We’ll just have to wait and see. I recommend staying as drunk as possible over the next week or ten days so as to avoid thinking about it.


A Christmas Scene

Posted in Uncategorized on December 24, 2021 by telescoper

There were disturbing scenes in Maynooth today as concerned passers-by and farm animals gathered around a small child mysteriously injured by being hit on the head by a gold Frisbee.

Bird Life

Posted in Biographical, Uncategorized on December 23, 2021 by telescoper

This morning, while I was waiting for my extra special Christmas veggie box to arrive, I was watching the birds in the garden through my kitchen window. For the last several days I’ve been putting out several full feeders only to see them emptied within minutes by a sundry collection of starlings, sparrows, tits, finches, wood pigeons, a dove, and a couple of jackdaws. A rook which on several occasions tried to demolish one of the feeders (ti being too clumsy to get any food by conventional methods) seems now to have given up and merely watches angrily from a tree.

The dove (a collared dove to be precise) is a new arrival in my garden (though not at all a rare bird). It seems rather shy and quiet in behaviour, usually to be found sitting in a tree while all the smaller birds flutter and chatter around.

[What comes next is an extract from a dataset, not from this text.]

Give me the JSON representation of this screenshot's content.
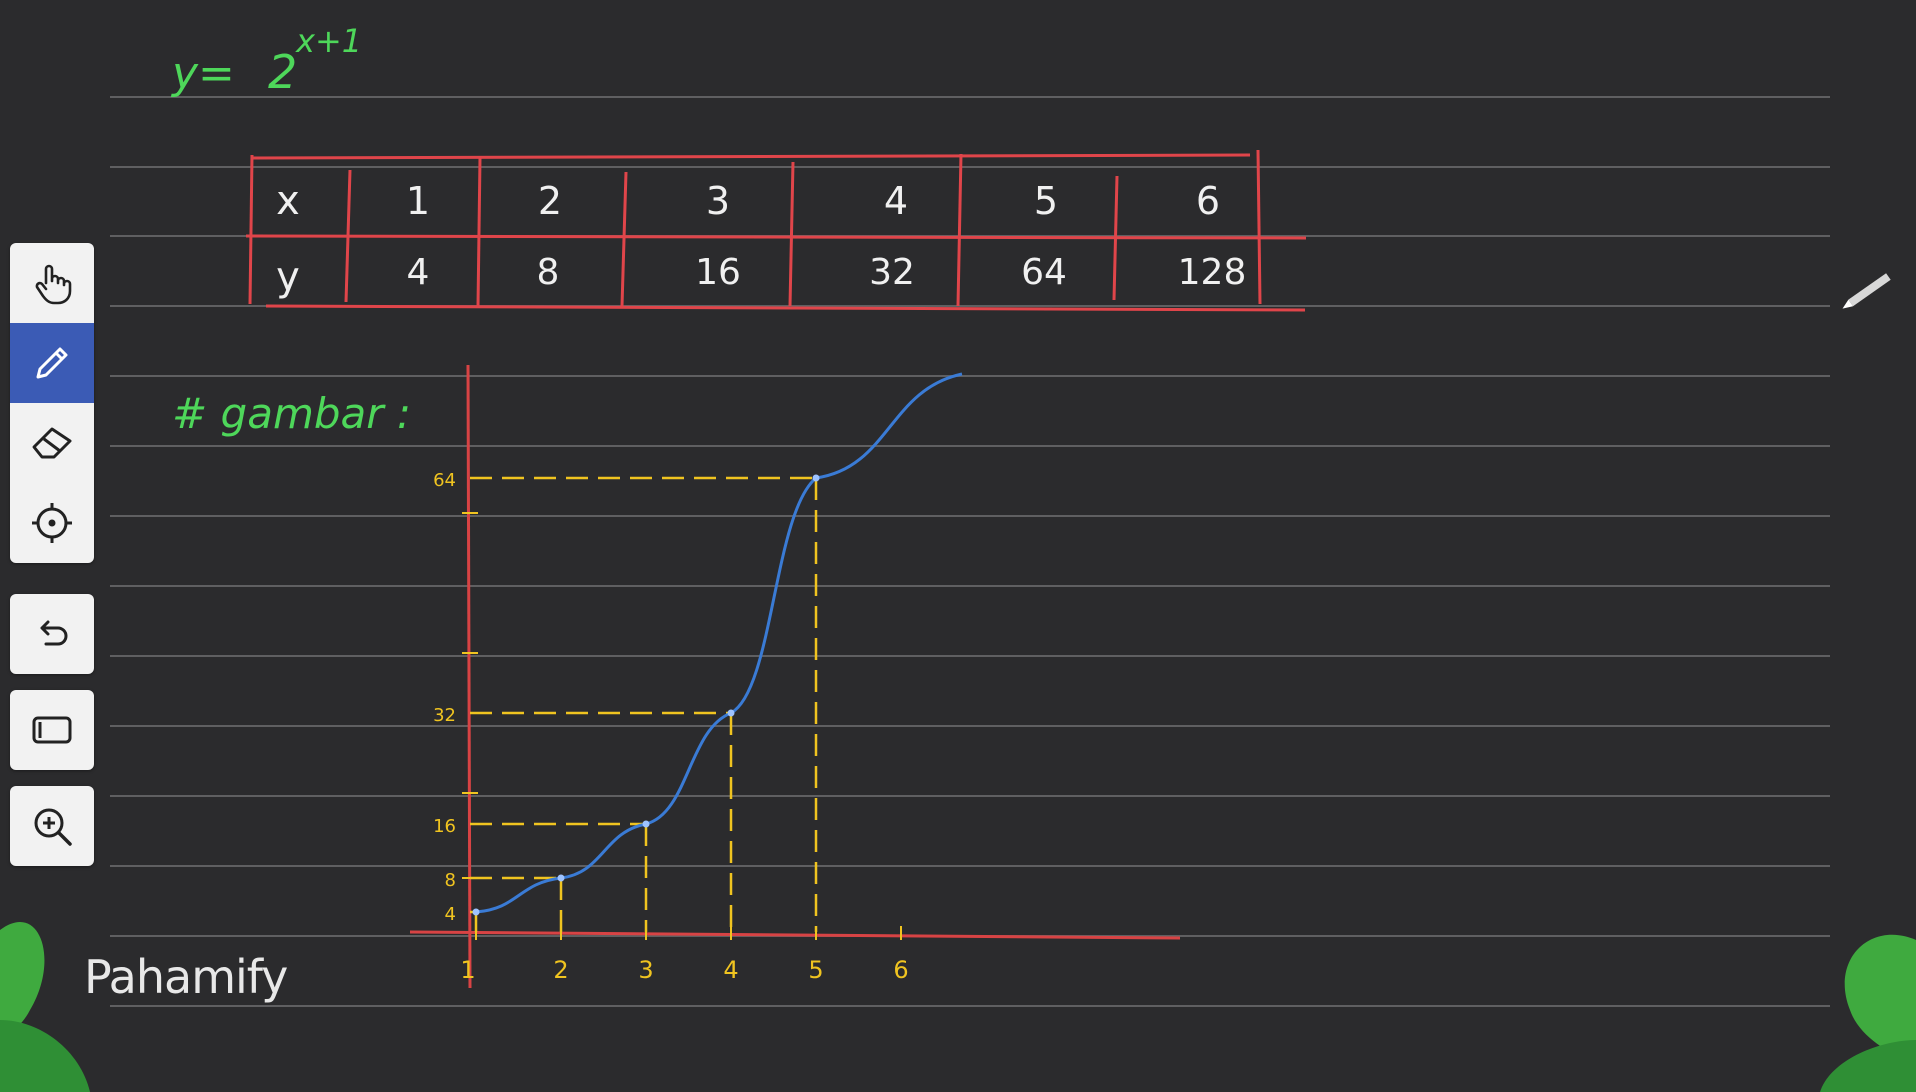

It does seem to like the seed, but also eats the berries on the hedges. It’s a very interesting bird to look at, its grey feathers making it look rather ghostly. The wood pigeons (which are much bigger) are quite noisy but I haven’t heard the dove make any sound yet.

A number of robins also visit the garden. They’re not agile enough to use the feeders but instead patrol around at ground level collecting bits and pieces that have fallen down. One of them however has realized that my stash of food is in the shed and that my entering the shed is a prelude to good being available. The other day as soon as I went in, one particular robin followed me right inside and jumped onto the bench where I was spooning out the seed. I had spilled some, which he/she tucked into, and I gave him/her a bit more. Now the little critter is there every day waiting in the VIP lane. Whenever I open the back door to go into the garden all the other birds scatter in all directions, except the robin who doesn’t seem to be at all intimidated.

With the eventual arrival of my veggie box I have got just about everything I need for a self-indulgent holiday. The amount of food and wine I’ve laid up for myself is probably enough for a month and I thought that this afternoon’s trip to the fishmonger to collect six oysters for Christmas Eve would be my last trip to the shops before Christmas Day, but I think I’ll make one more trip to buy bird food. At the rate they’re scoffing it I’ll be out of supplies by Boxing* Day!

*”Boxing Day” isn’t really used in Ireland; the usual term is “St Stephen’s Day”